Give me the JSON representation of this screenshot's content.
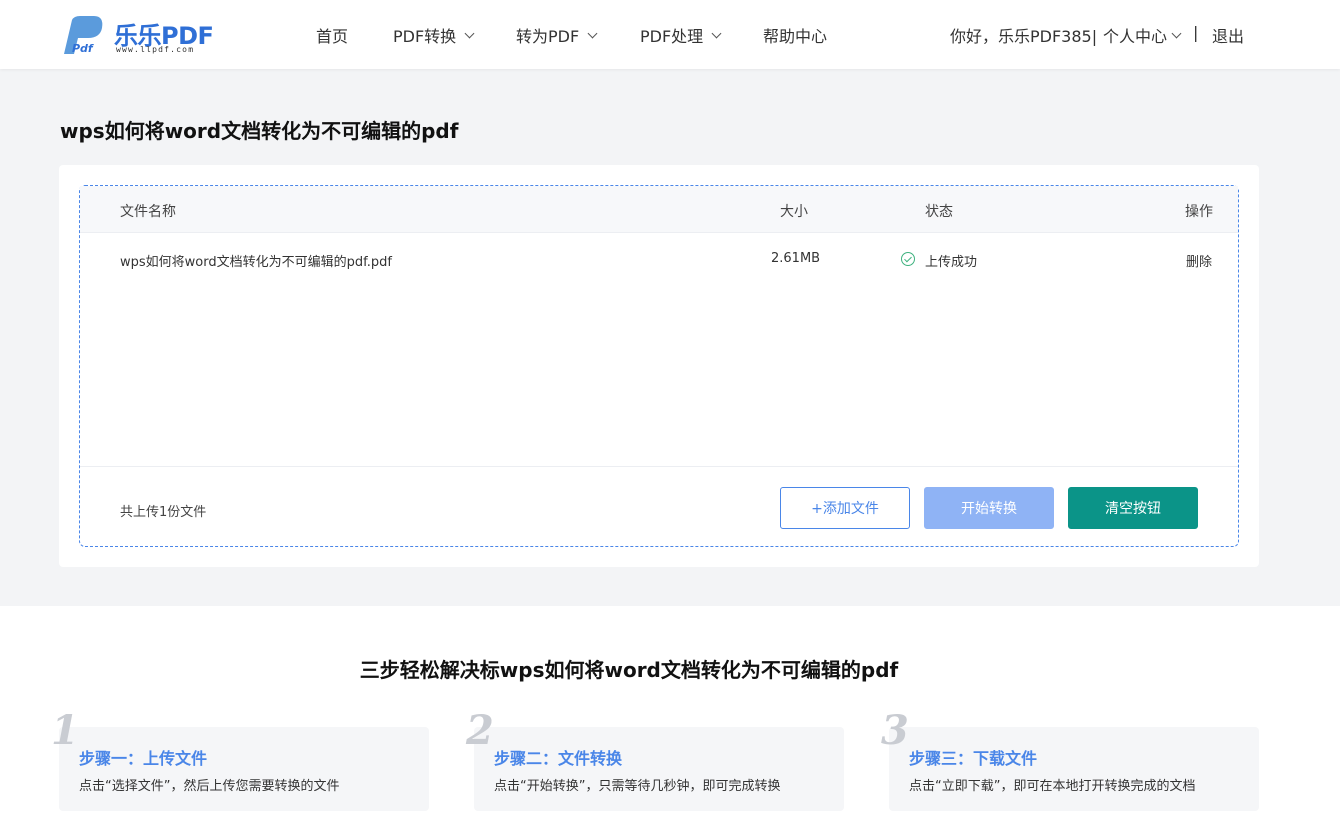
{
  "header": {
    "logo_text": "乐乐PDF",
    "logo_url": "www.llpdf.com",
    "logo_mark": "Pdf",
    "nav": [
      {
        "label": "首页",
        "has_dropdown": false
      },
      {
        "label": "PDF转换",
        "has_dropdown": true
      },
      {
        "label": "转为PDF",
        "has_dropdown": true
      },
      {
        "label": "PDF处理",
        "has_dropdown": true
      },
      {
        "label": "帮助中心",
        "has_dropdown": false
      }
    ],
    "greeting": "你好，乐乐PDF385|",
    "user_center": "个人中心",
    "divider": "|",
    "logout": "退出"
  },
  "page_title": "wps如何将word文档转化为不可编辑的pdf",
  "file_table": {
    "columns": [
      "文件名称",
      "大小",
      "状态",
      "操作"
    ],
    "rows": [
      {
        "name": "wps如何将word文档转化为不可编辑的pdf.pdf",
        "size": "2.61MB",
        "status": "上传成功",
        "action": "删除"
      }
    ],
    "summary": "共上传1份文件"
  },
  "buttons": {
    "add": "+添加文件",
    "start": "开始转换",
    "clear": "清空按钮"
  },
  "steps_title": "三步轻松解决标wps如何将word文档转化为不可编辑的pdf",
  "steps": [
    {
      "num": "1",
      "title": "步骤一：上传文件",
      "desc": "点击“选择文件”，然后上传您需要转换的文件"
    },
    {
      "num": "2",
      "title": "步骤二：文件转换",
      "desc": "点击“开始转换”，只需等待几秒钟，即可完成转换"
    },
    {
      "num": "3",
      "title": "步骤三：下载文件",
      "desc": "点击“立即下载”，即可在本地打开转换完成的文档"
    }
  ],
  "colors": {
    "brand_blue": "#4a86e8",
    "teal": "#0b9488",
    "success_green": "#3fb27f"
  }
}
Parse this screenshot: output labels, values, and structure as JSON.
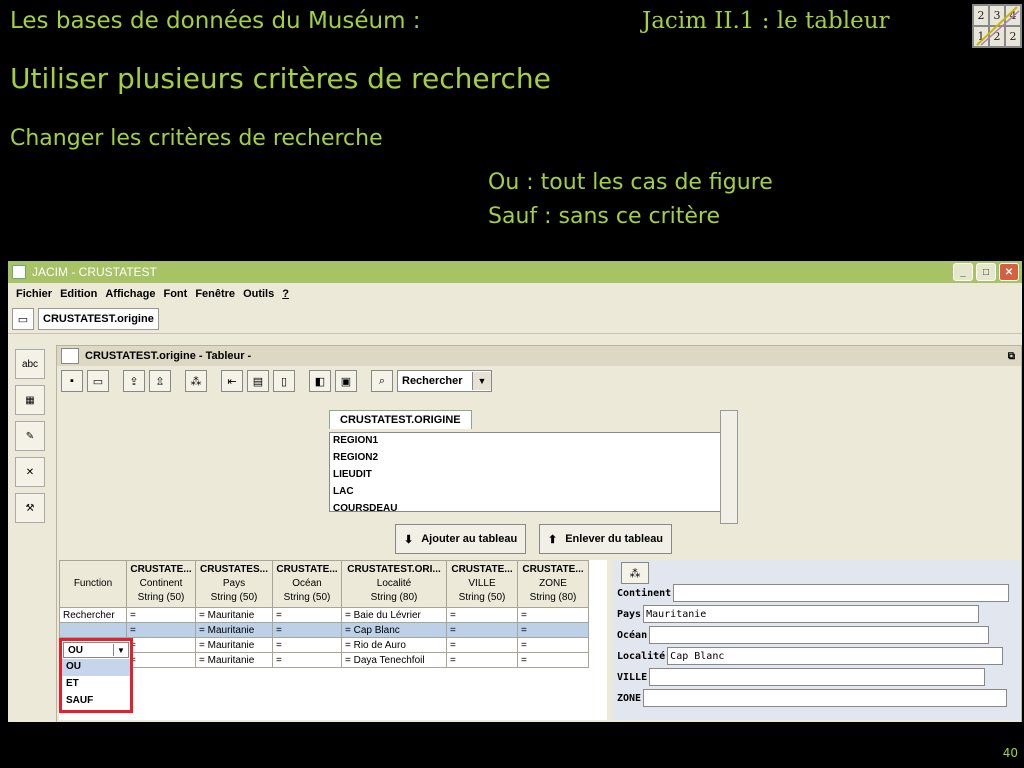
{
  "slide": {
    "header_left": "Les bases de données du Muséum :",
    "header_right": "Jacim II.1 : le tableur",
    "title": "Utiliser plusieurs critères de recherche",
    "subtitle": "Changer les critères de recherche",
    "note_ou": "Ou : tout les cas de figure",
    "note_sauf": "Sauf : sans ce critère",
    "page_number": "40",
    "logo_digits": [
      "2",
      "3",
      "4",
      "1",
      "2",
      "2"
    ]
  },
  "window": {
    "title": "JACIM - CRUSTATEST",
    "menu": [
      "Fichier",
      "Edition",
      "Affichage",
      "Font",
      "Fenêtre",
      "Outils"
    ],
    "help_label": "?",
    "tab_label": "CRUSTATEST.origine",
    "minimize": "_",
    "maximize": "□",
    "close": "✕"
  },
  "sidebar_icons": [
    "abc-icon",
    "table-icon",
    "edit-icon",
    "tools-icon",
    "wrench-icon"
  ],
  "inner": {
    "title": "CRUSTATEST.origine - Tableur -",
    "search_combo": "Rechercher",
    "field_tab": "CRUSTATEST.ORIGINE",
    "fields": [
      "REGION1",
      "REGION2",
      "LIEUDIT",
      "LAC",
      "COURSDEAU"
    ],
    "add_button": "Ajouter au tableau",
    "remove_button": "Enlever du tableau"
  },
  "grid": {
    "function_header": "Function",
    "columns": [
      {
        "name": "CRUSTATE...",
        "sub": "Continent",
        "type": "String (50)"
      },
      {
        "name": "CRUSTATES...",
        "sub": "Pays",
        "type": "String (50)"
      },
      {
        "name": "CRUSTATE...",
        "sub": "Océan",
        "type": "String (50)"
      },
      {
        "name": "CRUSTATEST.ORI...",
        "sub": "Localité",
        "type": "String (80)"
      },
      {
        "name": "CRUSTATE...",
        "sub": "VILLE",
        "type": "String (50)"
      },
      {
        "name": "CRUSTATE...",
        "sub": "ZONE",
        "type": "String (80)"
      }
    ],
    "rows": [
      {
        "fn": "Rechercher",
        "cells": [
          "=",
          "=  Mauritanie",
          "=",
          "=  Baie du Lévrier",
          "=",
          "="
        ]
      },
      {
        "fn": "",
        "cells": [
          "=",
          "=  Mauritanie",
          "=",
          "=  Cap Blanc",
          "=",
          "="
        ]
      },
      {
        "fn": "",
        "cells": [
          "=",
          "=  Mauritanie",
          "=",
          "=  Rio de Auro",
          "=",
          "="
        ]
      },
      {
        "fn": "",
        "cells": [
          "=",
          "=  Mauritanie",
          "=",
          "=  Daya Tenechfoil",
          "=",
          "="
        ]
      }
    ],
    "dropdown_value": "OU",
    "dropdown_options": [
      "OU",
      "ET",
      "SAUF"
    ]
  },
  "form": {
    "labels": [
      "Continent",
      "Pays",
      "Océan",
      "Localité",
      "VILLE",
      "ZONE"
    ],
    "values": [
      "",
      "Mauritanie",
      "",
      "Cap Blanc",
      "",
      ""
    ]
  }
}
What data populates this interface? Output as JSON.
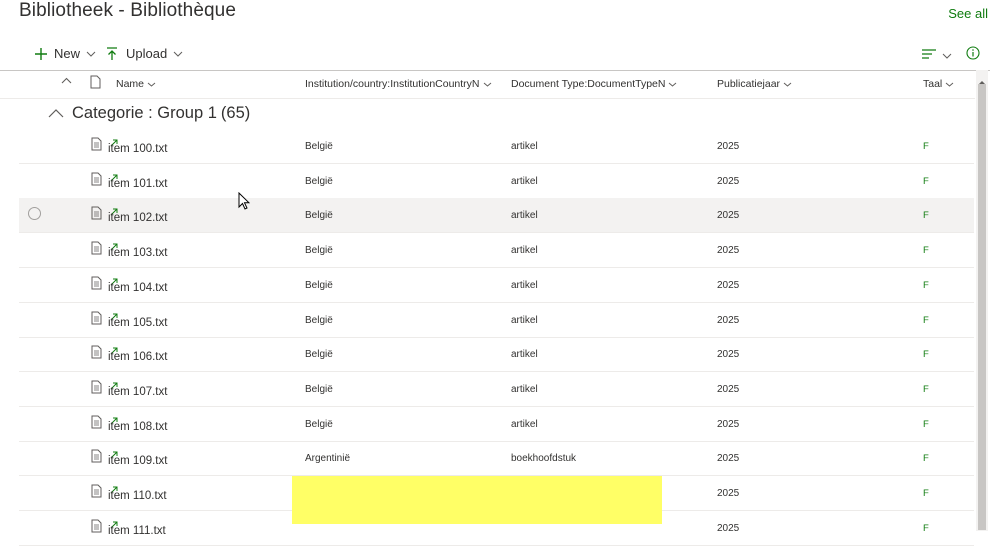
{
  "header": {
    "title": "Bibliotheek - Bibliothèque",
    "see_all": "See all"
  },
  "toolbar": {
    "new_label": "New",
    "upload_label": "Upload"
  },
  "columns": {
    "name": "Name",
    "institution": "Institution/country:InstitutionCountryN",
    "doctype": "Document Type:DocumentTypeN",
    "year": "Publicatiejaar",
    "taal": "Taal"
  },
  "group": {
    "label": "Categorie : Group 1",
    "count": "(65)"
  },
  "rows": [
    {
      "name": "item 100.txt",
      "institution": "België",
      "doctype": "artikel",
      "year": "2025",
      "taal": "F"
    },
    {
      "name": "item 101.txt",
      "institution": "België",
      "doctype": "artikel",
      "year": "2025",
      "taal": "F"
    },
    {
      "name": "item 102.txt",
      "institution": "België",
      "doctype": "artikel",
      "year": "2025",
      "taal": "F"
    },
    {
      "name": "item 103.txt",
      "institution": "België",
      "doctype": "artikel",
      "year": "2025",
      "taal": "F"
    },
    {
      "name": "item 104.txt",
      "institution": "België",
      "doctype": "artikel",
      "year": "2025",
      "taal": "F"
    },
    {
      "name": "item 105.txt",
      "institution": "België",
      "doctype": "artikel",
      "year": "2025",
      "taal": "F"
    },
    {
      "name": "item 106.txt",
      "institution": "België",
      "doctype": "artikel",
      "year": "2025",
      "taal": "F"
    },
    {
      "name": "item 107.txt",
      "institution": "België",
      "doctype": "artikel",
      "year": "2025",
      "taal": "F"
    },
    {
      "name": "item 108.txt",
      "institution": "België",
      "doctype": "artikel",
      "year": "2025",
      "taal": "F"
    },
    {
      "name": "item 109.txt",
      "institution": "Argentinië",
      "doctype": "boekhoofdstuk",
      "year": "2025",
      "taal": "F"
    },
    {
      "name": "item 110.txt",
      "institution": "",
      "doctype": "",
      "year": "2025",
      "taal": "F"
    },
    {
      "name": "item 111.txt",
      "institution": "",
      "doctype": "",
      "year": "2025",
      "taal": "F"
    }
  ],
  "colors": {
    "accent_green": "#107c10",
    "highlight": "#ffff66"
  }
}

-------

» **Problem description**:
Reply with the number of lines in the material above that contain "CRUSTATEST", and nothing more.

» **Your response**:
5